The Czech government has imposed an immediate ban on all exports of hard liquor following the deaths of 23 people from methyl alcohol poisoning.
The Czech Republic banned all hard liquor sales in shops and pubs last Friday after the poisonings, believed to be caused by bootleg alcohol.
It plans to gradually reopen the domestic market from the middle of next week, using new tax stamps and certifications of origin of drinks.
The new export ban, covering all alcohol with over 20% alcohol content but not the country's trademark beers, followed information that the European Union was preparing to ban exports tomorrow unless the Czech government acted itself.
Slovakia and Poland have already banned imports from the Czech Republic. The two countries take about 50% of Czech liquor exports, worth €60 million last year.
Police have charged 30 people with crimes related to bootleg booze after a series of raids in the past days, but have not yet found the origin of the deadly spirits.

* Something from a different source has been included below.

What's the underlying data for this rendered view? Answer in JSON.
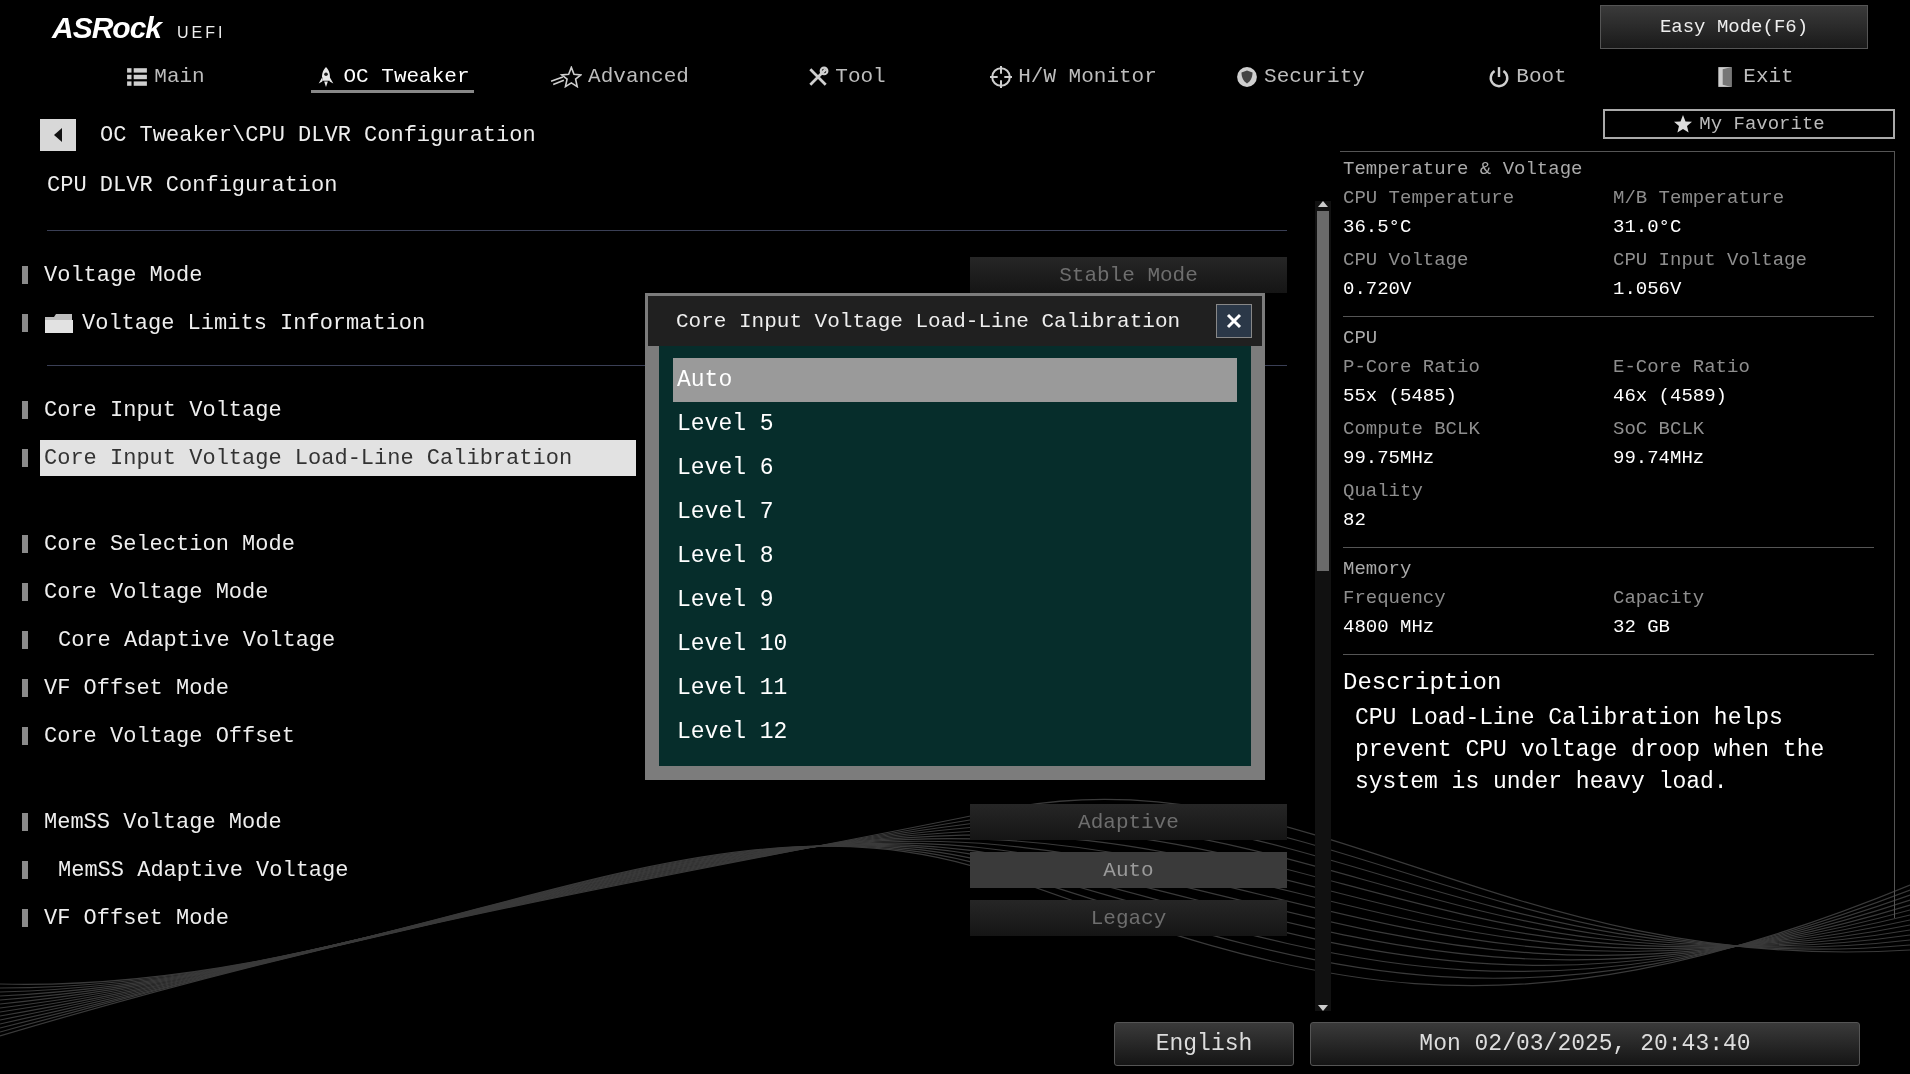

Investigators suspect methanol was mixed into bootleg booze made from industrial alcohol and sold under fake labels such as vodka, rum or fruit distillates.
The biggest exporters are the privately-owned Stock Plzen-Bozkov, which makes the bitter Fernet liqueur, and Pernod Ricard's unit Jan Becher-Karlovarska Becherovka, which makes the herb liqueur Becherovka.
The Czech union of spirit makers has estimated that 15-25% of all liquor sold in the country of 10.5 million people is bootleg, often made from industrial alcohol and cleaned up through a simple chemical process.
The illicit alcohol trade is centred in the industrial northeast, near the Polish border.
Industry insiders say the trade has grown since a hike in excise tax on alcohol in 2010, which was an austerity measure in response to the global economic crisis.
The Czechs have the world's highest beer consumption of around 140 litres per capita per year and are among the world's heaviest drinkers in general.